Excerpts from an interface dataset
════════════════

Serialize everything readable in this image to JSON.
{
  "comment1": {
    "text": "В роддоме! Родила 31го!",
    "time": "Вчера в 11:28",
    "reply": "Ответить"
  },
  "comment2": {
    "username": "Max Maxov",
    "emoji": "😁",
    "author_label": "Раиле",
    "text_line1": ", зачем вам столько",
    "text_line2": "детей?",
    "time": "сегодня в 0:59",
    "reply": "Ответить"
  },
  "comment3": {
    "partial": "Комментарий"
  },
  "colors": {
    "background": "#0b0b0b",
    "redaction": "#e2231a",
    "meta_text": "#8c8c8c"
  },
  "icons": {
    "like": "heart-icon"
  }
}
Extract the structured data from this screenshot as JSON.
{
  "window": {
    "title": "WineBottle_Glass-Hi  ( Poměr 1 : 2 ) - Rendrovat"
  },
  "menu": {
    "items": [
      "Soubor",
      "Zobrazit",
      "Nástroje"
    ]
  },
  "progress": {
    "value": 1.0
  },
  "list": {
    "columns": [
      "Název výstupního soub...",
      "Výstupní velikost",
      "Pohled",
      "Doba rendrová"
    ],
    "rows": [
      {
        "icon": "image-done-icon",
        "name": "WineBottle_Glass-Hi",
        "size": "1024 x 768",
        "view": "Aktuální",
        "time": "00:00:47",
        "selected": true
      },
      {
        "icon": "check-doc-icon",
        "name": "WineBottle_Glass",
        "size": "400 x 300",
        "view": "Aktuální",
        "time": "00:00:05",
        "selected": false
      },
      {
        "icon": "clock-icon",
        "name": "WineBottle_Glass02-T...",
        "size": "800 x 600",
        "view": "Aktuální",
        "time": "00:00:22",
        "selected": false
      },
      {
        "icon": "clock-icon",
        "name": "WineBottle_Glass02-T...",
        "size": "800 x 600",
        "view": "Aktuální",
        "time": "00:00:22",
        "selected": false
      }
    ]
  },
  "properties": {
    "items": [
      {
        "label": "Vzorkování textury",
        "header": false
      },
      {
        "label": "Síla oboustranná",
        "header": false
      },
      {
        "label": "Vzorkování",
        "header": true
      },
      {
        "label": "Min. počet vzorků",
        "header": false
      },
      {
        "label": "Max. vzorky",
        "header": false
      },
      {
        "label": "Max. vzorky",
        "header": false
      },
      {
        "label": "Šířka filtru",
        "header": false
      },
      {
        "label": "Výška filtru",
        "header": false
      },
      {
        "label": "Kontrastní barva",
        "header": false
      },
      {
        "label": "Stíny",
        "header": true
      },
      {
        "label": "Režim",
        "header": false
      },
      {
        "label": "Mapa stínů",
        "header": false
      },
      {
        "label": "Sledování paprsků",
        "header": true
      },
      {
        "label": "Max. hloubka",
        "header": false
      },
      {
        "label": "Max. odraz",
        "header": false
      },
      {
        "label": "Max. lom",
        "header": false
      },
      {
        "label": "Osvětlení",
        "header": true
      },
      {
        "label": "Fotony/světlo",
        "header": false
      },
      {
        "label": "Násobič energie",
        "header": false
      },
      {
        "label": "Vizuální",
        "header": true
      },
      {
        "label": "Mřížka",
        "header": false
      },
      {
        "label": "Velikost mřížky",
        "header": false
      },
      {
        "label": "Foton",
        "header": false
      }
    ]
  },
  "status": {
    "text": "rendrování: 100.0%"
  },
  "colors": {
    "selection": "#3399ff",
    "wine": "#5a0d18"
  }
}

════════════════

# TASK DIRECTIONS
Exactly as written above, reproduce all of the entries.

# YOUR SOLUTION
Serialize everything readable in this image to JSON.
{
  "comment1": {
    "text": "В роддоме! Родила 31го!",
    "time": "Вчера в 11:28",
    "reply": "Ответить"
  },
  "comment2": {
    "username": "Max Maxov",
    "emoji": "😁",
    "author_label": "Раиле",
    "text_line1": ", зачем вам столько",
    "text_line2": "детей?",
    "time": "сегодня в 0:59",
    "reply": "Ответить"
  },
  "comment3": {
    "partial": "Комментарий"
  },
  "colors": {
    "background": "#0b0b0b",
    "redaction": "#e2231a",
    "meta_text": "#8c8c8c"
  },
  "icons": {
    "like": "heart-icon"
  }
}
Extract the structured data from this screenshot as JSON.
{
  "window": {
    "title": "WineBottle_Glass-Hi  ( Poměr 1 : 2 ) - Rendrovat"
  },
  "menu": {
    "items": [
      "Soubor",
      "Zobrazit",
      "Nástroje"
    ]
  },
  "progress": {
    "value": 1.0
  },
  "list": {
    "columns": [
      "Název výstupního soub...",
      "Výstupní velikost",
      "Pohled",
      "Doba rendrová"
    ],
    "rows": [
      {
        "icon": "image-done-icon",
        "name": "WineBottle_Glass-Hi",
        "size": "1024 x 768",
        "view": "Aktuální",
        "time": "00:00:47",
        "selected": true
      },
      {
        "icon": "check-doc-icon",
        "name": "WineBottle_Glass",
        "size": "400 x 300",
        "view": "Aktuální",
        "time": "00:00:05",
        "selected": false
      },
      {
        "icon": "clock-icon",
        "name": "WineBottle_Glass02-T...",
        "size": "800 x 600",
        "view": "Aktuální",
        "time": "00:00:22",
        "selected": false
      },
      {
        "icon": "clock-icon",
        "name": "WineBottle_Glass02-T...",
        "size": "800 x 600",
        "view": "Aktuální",
        "time": "00:00:22",
        "selected": false
      }
    ]
  },
  "properties": {
    "items": [
      {
        "label": "Vzorkování textury",
        "header": false
      },
      {
        "label": "Síla oboustranná",
        "header": false
      },
      {
        "label": "Vzorkování",
        "header": true
      },
      {
        "label": "Min. počet vzorků",
        "header": false
      },
      {
        "label": "Max. vzorky",
        "header": false
      },
      {
        "label": "Max. vzorky",
        "header": false
      },
      {
        "label": "Šířka filtru",
        "header": false
      },
      {
        "label": "Výška filtru",
        "header": false
      },
      {
        "label": "Kontrastní barva",
        "header": false
      },
      {
        "label": "Stíny",
        "header": true
      },
      {
        "label": "Režim",
        "header": false
      },
      {
        "label": "Mapa stínů",
        "header": false
      },
      {
        "label": "Sledování paprsků",
        "header": true
      },
      {
        "label": "Max. hloubka",
        "header": false
      },
      {
        "label": "Max. odraz",
        "header": false
      },
      {
        "label": "Max. lom",
        "header": false
      },
      {
        "label": "Osvětlení",
        "header": true
      },
      {
        "label": "Fotony/světlo",
        "header": false
      },
      {
        "label": "Násobič energie",
        "header": false
      },
      {
        "label": "Vizuální",
        "header": true
      },
      {
        "label": "Mřížka",
        "header": false
      },
      {
        "label": "Velikost mřížky",
        "header": false
      },
      {
        "label": "Foton",
        "header": false
      }
    ]
  },
  "status": {
    "text": "rendrování: 100.0%"
  },
  "colors": {
    "selection": "#3399ff",
    "wine": "#5a0d18"
  }
}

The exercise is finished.